In my opinion, Pokémon Ruby and Sapphire were always the black sheep of the Pokémon mainline entries. Sure the games added now instrumental features like running and double-battles into the field, but they didn’t feel as magical as the first two generations, and later generations were simply stronger. After a good long while, Ruby and Sapphire eventually saw the remakes people were calling for, but was it worth it?
My issues with Ruby and Sapphire were skin deep. I always found the map too open, with odd, vague instructions on where to go and, as IGN famously said, there is too much water. These issues were not ironed out for the 3DS remakes, as they are integral to the game’s design, look and feel. More than a couple of times I found myself going around in circles, unsure of what to do, taking me out of the adventure somewhat. I like the world of Generation three, and appreciate that the openness does lead to a few genuine moments of discovery, but I prefer the more compact worlds of other Generations.

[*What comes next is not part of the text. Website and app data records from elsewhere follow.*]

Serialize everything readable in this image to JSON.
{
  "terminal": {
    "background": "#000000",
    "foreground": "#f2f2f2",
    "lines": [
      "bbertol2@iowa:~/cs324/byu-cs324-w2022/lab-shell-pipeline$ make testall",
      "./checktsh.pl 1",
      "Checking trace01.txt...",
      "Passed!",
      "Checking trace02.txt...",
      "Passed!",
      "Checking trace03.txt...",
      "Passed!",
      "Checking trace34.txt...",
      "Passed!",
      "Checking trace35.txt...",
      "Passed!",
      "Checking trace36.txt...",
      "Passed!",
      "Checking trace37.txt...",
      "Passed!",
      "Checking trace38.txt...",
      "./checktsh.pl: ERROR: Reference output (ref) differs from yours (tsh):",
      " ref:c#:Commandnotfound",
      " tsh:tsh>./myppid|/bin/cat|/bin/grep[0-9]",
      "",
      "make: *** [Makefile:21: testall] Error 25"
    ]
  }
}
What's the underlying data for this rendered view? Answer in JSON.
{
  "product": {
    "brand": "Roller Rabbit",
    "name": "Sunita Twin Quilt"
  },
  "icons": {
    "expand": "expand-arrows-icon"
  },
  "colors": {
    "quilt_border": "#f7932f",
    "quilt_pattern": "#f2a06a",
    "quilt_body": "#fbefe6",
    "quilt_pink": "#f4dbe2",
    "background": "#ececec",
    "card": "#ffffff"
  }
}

Omega Ruby and Alpha Sapphire keep hold of gameplay elements of the original games. Since Ruby and Sapphire, quite a lot of subtle upgrades have been made to the Pokémon formula. You’ll miss simple things like the combined Pokémon Centres and Marts as in X and Y. The emphasis on HMs, too, is larger here than in Generations five and six, feeling like a step back in the series. After X and Y let you customise your character, not being able to in Omega Ruby and Alpha Sapphire feels like a real let-down. What feels like a let-down, too, is the change in the game’s writing. Carrying on Generation six’s fun, friendly writing aimed at a young audience. It all feels a bit like a children’s TV show.
Thankfully, however, the best parts of Generation three remain intact. The Pokédex, for example, was always strong, with some brilliant designs. There may not be many fire types, but that isn’t an issue if you pick the wonderful Torchic as your starter. Several of the Generation’s best Pokémon have been given Mega Evolutions to boot, which add another layer of awesome to the designs. The fun story remains intact, too, with a few improvements of its own. The 3D graphics are vibrant and a whole lot of fun. The story cut-scenes are interposed with wonderful camera angles that bring the plot to life.
The core formula is as good as ever, too with battles and even the fairy type being taken straight from Generation six. It looks and plays brilliantly throughout. Even Pokémon-Amie has returned, with all its mini-games intact. Super Training returns, too, which is a nice way to get your EVs all leveled up to the max. All the extra bells and whistles (outside of character customisation) of X and Y make a welcome return here. Pokémon Contests and Secret Bases return from the original Ruby and Sapphire as well – meaning there is plenty to get on with outside of the game’s main plot.
Once you’re finished with the game, there’s even a bonus little epilogue story to get on with. It adds a neat, enjoyable extra bit of narrative to an already meaty game, all in all it took me over 40 hours to complete. Omega Ruby is a quality remake that expands upon the original release, whilst leaving a lot of it intact. Unfortunately, this means the game misses out on a lot of the more subtle changes the series has seen over the years, as well as more obvious ones.
Pokémon Omega Ruby is a quality remake. It’s a lot of fun, but small issues with the original game that remain hold back from being truly outstanding.